We passed the guards and presented our passports with an brief application for a day visa which cost us a few dollars. We were required to declare how much money we had with us, list anything of value In our possession, the reason for our visit. We had to exchange a few West German Marks into East German Marks and wait while our application and passports disappeared into a back room for processing. After ten minutes or so, we were given our passports, a short term visa and our East German marks. We spent a quiet afternoon in East Berlin and returned without incident back across the border through Checkpoint Charlie.

East Germans were not allowed to cross at Checkpoint Charlie. They tried to climb over the wall. They tunneled under it. They even jumped from windows overlooking the border. It is estimated that perhaps more than 200 people were killed trying to escape in the 30 years the wall existed.

Around the world similar kinds of walls still divide neighbors from neighbors, mothers and fathers from children and grandparents from their grandchildren.

We are being told our problems are caused by outsiders, people who are unlike us and who are sneaking across our borders. The solution proposed is for us to build a wall to keep the others out. Will building a wall along Mexican border successfully keep citizens of other countries out of our country? The wall we have already erected along the border has cost million to build, more millions to guard and additional million to maintain and is apparently not enough, we are told.

Just as the Berlin Wall was initially justified as a means to keep others out of East Germany, our wall on the border also will have two sides. Walls that are impenetrable from the outside also tend to keep those on the inside from crossing to the other side. It takes very little to have the guards look the other direction and keep people from leaving.

In the past, when we crossed the border into Canada, we were usually asked two questions on the way north. “Where are you going and when are you coming back?” The same two questions in reverse were the asked upon returning. Since 9/11 and because of increased security, we now have to present our passports or other appropriate proof of citizenship, are asked more questions and are more likely to have our car searched. Our increased security has made our own coming and going more difficult.

When we were in Germany in 1970, we also visited the World War II concentration camp at Dachau. It was unbelievable that such atrocities could have been carried out against so many at that and other camps across the German countryside without the knowledge of those who lived nearby. Possibly it was the result of of fear for their own families or the very effective propaganda of the Nazis. Perhaps ordinary farmers had come to believe the problems they were facing were caused by people who were different from them.
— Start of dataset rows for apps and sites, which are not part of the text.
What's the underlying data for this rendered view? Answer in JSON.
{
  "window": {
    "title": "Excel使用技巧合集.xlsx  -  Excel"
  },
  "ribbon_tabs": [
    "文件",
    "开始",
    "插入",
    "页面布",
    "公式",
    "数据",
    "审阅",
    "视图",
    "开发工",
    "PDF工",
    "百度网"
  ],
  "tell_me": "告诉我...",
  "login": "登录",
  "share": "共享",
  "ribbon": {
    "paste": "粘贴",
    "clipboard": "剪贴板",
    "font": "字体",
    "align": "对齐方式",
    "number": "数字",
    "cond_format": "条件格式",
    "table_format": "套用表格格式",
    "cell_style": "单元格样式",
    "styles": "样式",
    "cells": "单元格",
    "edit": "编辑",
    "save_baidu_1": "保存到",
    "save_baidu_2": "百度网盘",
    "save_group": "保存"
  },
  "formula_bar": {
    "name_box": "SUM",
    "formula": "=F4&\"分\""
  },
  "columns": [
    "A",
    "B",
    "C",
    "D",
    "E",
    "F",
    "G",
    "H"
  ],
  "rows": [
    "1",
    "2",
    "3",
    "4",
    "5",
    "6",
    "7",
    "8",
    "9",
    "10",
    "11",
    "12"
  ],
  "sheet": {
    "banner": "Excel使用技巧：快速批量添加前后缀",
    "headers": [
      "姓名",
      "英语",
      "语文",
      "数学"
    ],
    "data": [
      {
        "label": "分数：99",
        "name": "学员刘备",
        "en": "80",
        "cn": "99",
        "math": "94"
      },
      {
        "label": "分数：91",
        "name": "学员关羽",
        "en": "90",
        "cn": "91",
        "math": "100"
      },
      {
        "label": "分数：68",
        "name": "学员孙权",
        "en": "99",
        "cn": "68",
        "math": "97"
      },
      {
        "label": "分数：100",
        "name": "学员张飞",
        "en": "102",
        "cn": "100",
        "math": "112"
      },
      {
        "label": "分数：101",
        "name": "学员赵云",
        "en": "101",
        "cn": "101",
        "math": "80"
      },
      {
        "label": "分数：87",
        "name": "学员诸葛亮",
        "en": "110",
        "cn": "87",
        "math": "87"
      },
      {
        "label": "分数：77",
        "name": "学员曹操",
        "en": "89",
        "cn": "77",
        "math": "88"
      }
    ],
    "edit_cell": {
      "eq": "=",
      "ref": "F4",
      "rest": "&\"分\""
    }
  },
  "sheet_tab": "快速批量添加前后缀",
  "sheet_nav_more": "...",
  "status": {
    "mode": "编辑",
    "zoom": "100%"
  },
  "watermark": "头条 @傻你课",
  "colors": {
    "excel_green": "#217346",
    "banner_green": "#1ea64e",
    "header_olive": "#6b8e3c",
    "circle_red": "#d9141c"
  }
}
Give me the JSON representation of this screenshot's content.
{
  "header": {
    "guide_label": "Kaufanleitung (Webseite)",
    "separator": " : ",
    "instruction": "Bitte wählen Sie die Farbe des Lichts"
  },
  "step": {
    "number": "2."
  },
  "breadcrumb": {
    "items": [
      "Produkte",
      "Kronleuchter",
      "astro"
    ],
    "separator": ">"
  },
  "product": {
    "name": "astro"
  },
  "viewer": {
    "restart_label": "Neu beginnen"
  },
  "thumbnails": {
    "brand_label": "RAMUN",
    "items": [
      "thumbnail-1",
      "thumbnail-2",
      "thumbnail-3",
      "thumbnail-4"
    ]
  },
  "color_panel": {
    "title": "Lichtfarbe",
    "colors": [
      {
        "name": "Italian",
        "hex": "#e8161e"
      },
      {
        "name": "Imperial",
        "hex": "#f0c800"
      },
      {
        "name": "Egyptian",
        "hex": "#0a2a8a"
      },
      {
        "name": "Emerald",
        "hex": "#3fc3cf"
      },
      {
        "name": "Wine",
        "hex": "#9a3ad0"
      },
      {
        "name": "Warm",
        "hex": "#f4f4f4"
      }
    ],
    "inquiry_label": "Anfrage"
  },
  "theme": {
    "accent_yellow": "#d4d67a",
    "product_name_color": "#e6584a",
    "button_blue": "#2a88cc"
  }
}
Those who knew and didn’t stand up to fight for what was right were made less human by the crimes against other human beings. Eventually even those outside the wall were also held captive by their fear.

Fear, like walls, has two sides.